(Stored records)
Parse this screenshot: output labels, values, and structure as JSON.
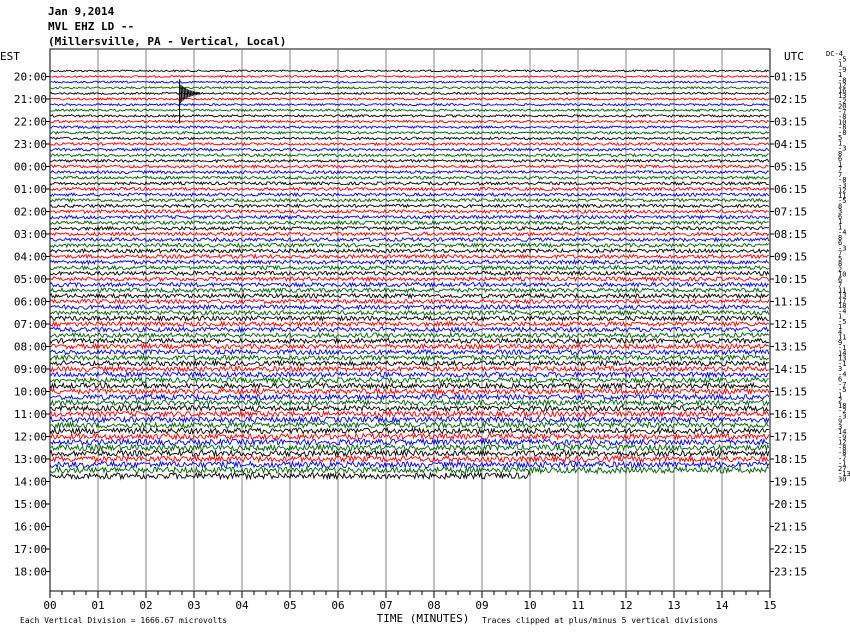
{
  "header": {
    "date": "Jan 9,2014",
    "station": "MVL EHZ LD --",
    "location": "(Millersville, PA - Vertical, Local)"
  },
  "footer": {
    "scale_note": "Each Vertical Division = 1666.67 microvolts",
    "clip_note": "Traces clipped at plus/minus 5 vertical divisions"
  },
  "chart_data": {
    "type": "line",
    "title": "",
    "xlabel": "TIME (MINUTES)",
    "left_axis_label": "EST",
    "right_axis_label": "UTC",
    "x_ticks": [
      "00",
      "01",
      "02",
      "03",
      "04",
      "05",
      "06",
      "07",
      "08",
      "09",
      "10",
      "11",
      "12",
      "13",
      "14",
      "15"
    ],
    "xlim": [
      0,
      15
    ],
    "est_labels": [
      "20:00",
      "21:00",
      "22:00",
      "23:00",
      "00:00",
      "01:00",
      "02:00",
      "03:00",
      "04:00",
      "05:00",
      "06:00",
      "07:00",
      "08:00",
      "09:00",
      "10:00",
      "11:00",
      "12:00",
      "13:00",
      "14:00",
      "15:00",
      "16:00",
      "17:00",
      "18:00"
    ],
    "utc_labels": [
      "01:15",
      "02:15",
      "03:15",
      "04:15",
      "05:15",
      "06:15",
      "07:15",
      "08:15",
      "09:15",
      "10:15",
      "11:15",
      "12:15",
      "13:15",
      "14:15",
      "15:15",
      "16:15",
      "17:15",
      "18:15",
      "19:15",
      "20:15",
      "21:15",
      "22:15",
      "23:15"
    ],
    "lines_per_hour": 4,
    "trace_colors": [
      "#000000",
      "#ff0000",
      "#0000ff",
      "#006400"
    ],
    "first_line_hour_offset": -0.25,
    "last_trace_end_minute": 10,
    "full_traces": 72,
    "grid": true,
    "legend": "none",
    "events": [
      {
        "label": "earthquake",
        "hour_row": 1,
        "minute": 2.7
      }
    ],
    "right_dc_labels": [
      "DC-4",
      "-5",
      "1",
      "-9",
      "1",
      "-8",
      "12",
      "16",
      "13",
      "-2",
      "20",
      "-7",
      "-8",
      "10",
      "-8",
      "-8",
      "5",
      "1",
      "-3",
      "8",
      "6",
      "1",
      "7",
      "7",
      "-8",
      "-3",
      "12",
      "11",
      "-5",
      "8",
      "3",
      "6",
      "1",
      "1",
      "-4",
      "8",
      "6",
      "-3",
      "7",
      "5",
      "8",
      "2",
      "10",
      "6",
      "7",
      "11",
      "13",
      "17",
      "18",
      "-4",
      "1",
      "-5",
      "1",
      "4",
      "11",
      "9",
      "-1",
      "14",
      "13",
      "-1",
      "3",
      "-4",
      "6",
      "-7",
      "-5",
      "1",
      "2",
      "18",
      "-2",
      "-3",
      "9",
      "3",
      "14",
      "-9",
      "12",
      "-8",
      "-8",
      "-7",
      "-1",
      "27",
      "-13",
      "30"
    ]
  }
}
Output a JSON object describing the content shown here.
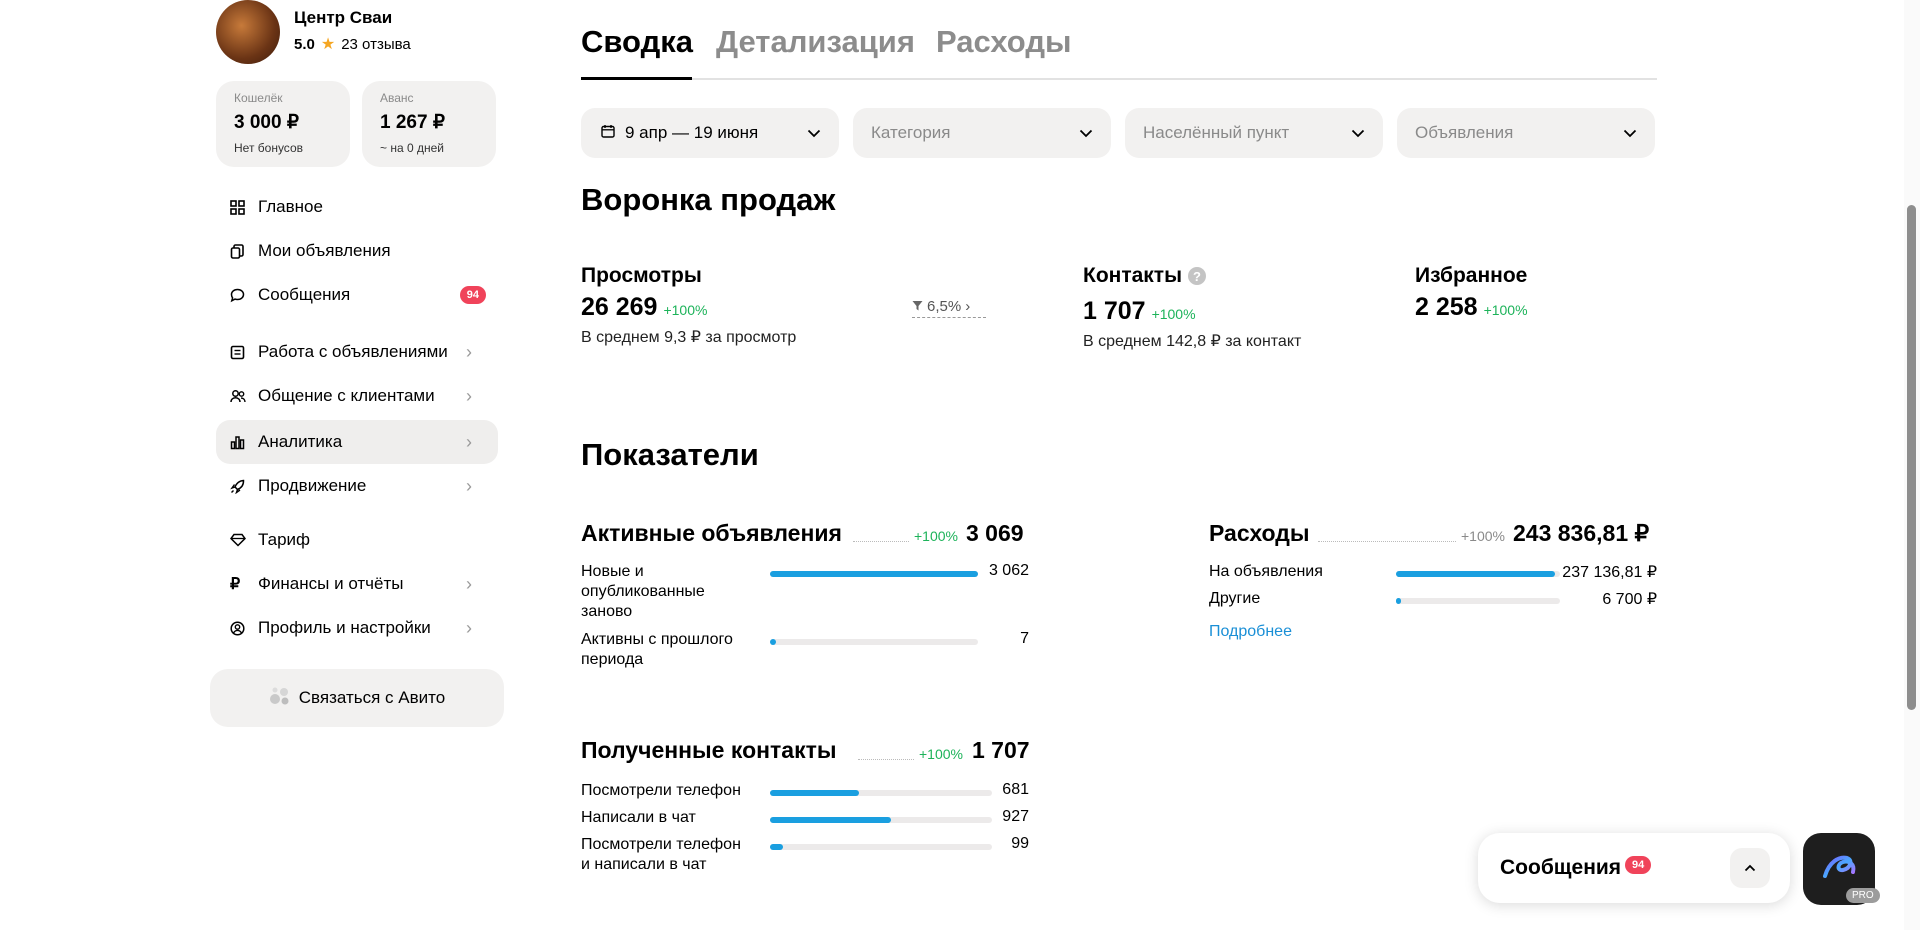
{
  "profile": {
    "name": "Центр Сваи",
    "rating": "5.0",
    "reviews": "23 отзыва"
  },
  "wallet": {
    "label": "Кошелёк",
    "value": "3 000 ₽",
    "sub": "Нет бонусов"
  },
  "advance": {
    "label": "Аванс",
    "value": "1 267 ₽",
    "sub": "~ на 0 дней"
  },
  "nav": [
    {
      "label": "Главное",
      "icon": "grid-icon"
    },
    {
      "label": "Мои объявления",
      "icon": "copy-icon"
    },
    {
      "label": "Сообщения",
      "icon": "chat-icon",
      "badge": "94"
    },
    {
      "label": "Работа с объявлениями",
      "icon": "list-icon"
    },
    {
      "label": "Общение с клиентами",
      "icon": "people-icon"
    },
    {
      "label": "Аналитика",
      "icon": "bar-chart-icon"
    },
    {
      "label": "Продвижение",
      "icon": "rocket-icon"
    },
    {
      "label": "Тариф",
      "icon": "diamond-icon"
    },
    {
      "label": "Финансы и отчёты",
      "icon": "ruble-icon"
    },
    {
      "label": "Профиль и настройки",
      "icon": "user-circle-icon"
    }
  ],
  "contact_button": "Связаться с Авито",
  "tabs": [
    "Сводка",
    "Детализация",
    "Расходы"
  ],
  "filters": {
    "date": "9 апр — 19 июня",
    "category": "Категория",
    "locality": "Населённый пункт",
    "ads": "Объявления"
  },
  "funnel": {
    "title": "Воронка продаж",
    "views": {
      "label": "Просмотры",
      "value": "26 269",
      "pct": "+100%",
      "sub": "В среднем 9,3 ₽ за просмотр"
    },
    "conversion": "6,5%",
    "contacts": {
      "label": "Контакты",
      "value": "1 707",
      "pct": "+100%",
      "sub": "В среднем 142,8 ₽ за контакт"
    },
    "favorites": {
      "label": "Избранное",
      "value": "2 258",
      "pct": "+100%"
    }
  },
  "indicators": {
    "title": "Показатели",
    "active": {
      "title": "Активные объявления",
      "pct": "+100%",
      "total": "3 069",
      "rows": [
        {
          "label": "Новые и опубликованные заново",
          "value": "3 062",
          "fill": 0.998
        },
        {
          "label": "Активны с прошлого периода",
          "value": "7",
          "fill": 0.03
        }
      ]
    },
    "expenses": {
      "title": "Расходы",
      "pct": "+100%",
      "total": "243 836,81 ₽",
      "rows": [
        {
          "label": "На объявления",
          "value": "237 136,81 ₽",
          "fill": 0.97
        },
        {
          "label": "Другие",
          "value": "6 700 ₽",
          "fill": 0.03
        }
      ],
      "link": "Подробнее"
    },
    "contacts": {
      "title": "Полученные контакты",
      "pct": "+100%",
      "total": "1 707",
      "rows": [
        {
          "label": "Посмотрели телефон",
          "value": "681",
          "fill": 0.4
        },
        {
          "label": "Написали в чат",
          "value": "927",
          "fill": 0.543
        },
        {
          "label": "Посмотрели телефон и написали в чат",
          "value": "99",
          "fill": 0.058
        }
      ]
    }
  },
  "messages_panel": {
    "title": "Сообщения",
    "badge": "94"
  },
  "pro_label": "PRO",
  "colors": {
    "accent": "#1a9fe0",
    "positive": "#1db35a",
    "badge": "#f0435a"
  }
}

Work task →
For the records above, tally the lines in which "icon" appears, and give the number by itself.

Exercise output →
10